Task item
Write the listing below again, word for word.

+ + + +

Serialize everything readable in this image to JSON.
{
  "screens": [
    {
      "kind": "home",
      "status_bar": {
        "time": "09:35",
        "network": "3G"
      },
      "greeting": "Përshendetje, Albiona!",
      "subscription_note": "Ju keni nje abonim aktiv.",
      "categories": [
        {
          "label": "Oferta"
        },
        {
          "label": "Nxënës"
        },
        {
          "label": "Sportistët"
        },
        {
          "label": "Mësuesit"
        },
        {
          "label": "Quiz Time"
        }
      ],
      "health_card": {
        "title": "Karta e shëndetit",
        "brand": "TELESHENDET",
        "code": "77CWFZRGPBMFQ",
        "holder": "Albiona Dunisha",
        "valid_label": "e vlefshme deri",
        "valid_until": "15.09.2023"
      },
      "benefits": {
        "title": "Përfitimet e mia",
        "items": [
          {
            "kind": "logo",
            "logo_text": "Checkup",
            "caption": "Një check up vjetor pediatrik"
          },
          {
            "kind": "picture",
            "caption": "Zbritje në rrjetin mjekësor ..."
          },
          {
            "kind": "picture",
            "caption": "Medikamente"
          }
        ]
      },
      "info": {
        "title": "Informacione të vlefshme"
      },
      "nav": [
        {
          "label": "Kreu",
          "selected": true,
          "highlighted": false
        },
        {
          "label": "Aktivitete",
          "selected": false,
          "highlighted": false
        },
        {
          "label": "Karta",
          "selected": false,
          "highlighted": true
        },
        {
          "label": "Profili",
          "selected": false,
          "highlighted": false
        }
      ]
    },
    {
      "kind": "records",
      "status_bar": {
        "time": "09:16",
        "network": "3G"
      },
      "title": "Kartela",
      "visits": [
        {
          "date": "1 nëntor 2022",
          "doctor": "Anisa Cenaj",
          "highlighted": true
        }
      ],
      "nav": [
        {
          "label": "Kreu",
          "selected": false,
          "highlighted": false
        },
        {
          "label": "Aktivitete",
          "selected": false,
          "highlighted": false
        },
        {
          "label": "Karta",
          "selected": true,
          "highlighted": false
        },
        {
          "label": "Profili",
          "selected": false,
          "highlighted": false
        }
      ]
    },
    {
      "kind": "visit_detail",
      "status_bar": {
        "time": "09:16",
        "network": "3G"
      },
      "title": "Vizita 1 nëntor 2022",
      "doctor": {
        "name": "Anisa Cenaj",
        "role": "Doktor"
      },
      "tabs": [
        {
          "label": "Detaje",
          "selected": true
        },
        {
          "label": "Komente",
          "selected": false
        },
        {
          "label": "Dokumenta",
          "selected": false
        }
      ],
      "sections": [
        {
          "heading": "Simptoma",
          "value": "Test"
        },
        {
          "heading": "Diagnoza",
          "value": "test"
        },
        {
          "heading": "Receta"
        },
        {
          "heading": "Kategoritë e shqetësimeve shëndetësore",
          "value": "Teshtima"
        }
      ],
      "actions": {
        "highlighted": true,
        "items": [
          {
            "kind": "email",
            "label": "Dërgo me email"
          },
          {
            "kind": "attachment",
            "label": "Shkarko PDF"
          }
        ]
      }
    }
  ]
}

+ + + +

Reply to the exercise
Serialize everything readable in this image to JSON.
{
  "screens": [
    {
      "kind": "home",
      "status_bar": {
        "time": "09:35",
        "network": "3G"
      },
      "greeting": "Përshendetje, Albiona!",
      "subscription_note": "Ju keni nje abonim aktiv.",
      "categories": [
        {
          "label": "Oferta"
        },
        {
          "label": "Nxënës"
        },
        {
          "label": "Sportistët"
        },
        {
          "label": "Mësuesit"
        },
        {
          "label": "Quiz Time"
        }
      ],
      "health_card": {
        "title": "Karta e shëndetit",
        "brand": "TELESHENDET",
        "code": "77CWFZRGPBMFQ",
        "holder": "Albiona Dunisha",
        "valid_label": "e vlefshme deri",
        "valid_until": "15.09.2023"
      },
      "benefits": {
        "title": "Përfitimet e mia",
        "items": [
          {
            "kind": "logo",
            "logo_text": "Checkup",
            "caption": "Një check up vjetor pediatrik"
          },
          {
            "kind": "picture",
            "caption": "Zbritje në rrjetin mjekësor ..."
          },
          {
            "kind": "picture",
            "caption": "Medikamente"
          }
        ]
      },
      "info": {
        "title": "Informacione të vlefshme"
      },
      "nav": [
        {
          "label": "Kreu",
          "selected": true,
          "highlighted": false
        },
        {
          "label": "Aktivitete",
          "selected": false,
          "highlighted": false
        },
        {
          "label": "Karta",
          "selected": false,
          "highlighted": true
        },
        {
          "label": "Profili",
          "selected": false,
          "highlighted": false
        }
      ]
    },
    {
      "kind": "records",
      "status_bar": {
        "time": "09:16",
        "network": "3G"
      },
      "title": "Kartela",
      "visits": [
        {
          "date": "1 nëntor 2022",
          "doctor": "Anisa Cenaj",
          "highlighted": true
        }
      ],
      "nav": [
        {
          "label": "Kreu",
          "selected": false,
          "highlighted": false
        },
        {
          "label": "Aktivitete",
          "selected": false,
          "highlighted": false
        },
        {
          "label": "Karta",
          "selected": true,
          "highlighted": false
        },
        {
          "label": "Profili",
          "selected": false,
          "highlighted": false
        }
      ]
    },
    {
      "kind": "visit_detail",
      "status_bar": {
        "time": "09:16",
        "network": "3G"
      },
      "title": "Vizita 1 nëntor 2022",
      "doctor": {
        "name": "Anisa Cenaj",
        "role": "Doktor"
      },
      "tabs": [
        {
          "label": "Detaje",
          "selected": true
        },
        {
          "label": "Komente",
          "selected": false
        },
        {
          "label": "Dokumenta",
          "selected": false
        }
      ],
      "sections": [
        {
          "heading": "Simptoma",
          "value": "Test"
        },
        {
          "heading": "Diagnoza",
          "value": "test"
        },
        {
          "heading": "Receta"
        },
        {
          "heading": "Kategoritë e shqetësimeve shëndetësore",
          "value": "Teshtima"
        }
      ],
      "actions": {
        "highlighted": true,
        "items": [
          {
            "kind": "email",
            "label": "Dërgo me email"
          },
          {
            "kind": "attachment",
            "label": "Shkarko PDF"
          }
        ]
      }
    }
  ]
}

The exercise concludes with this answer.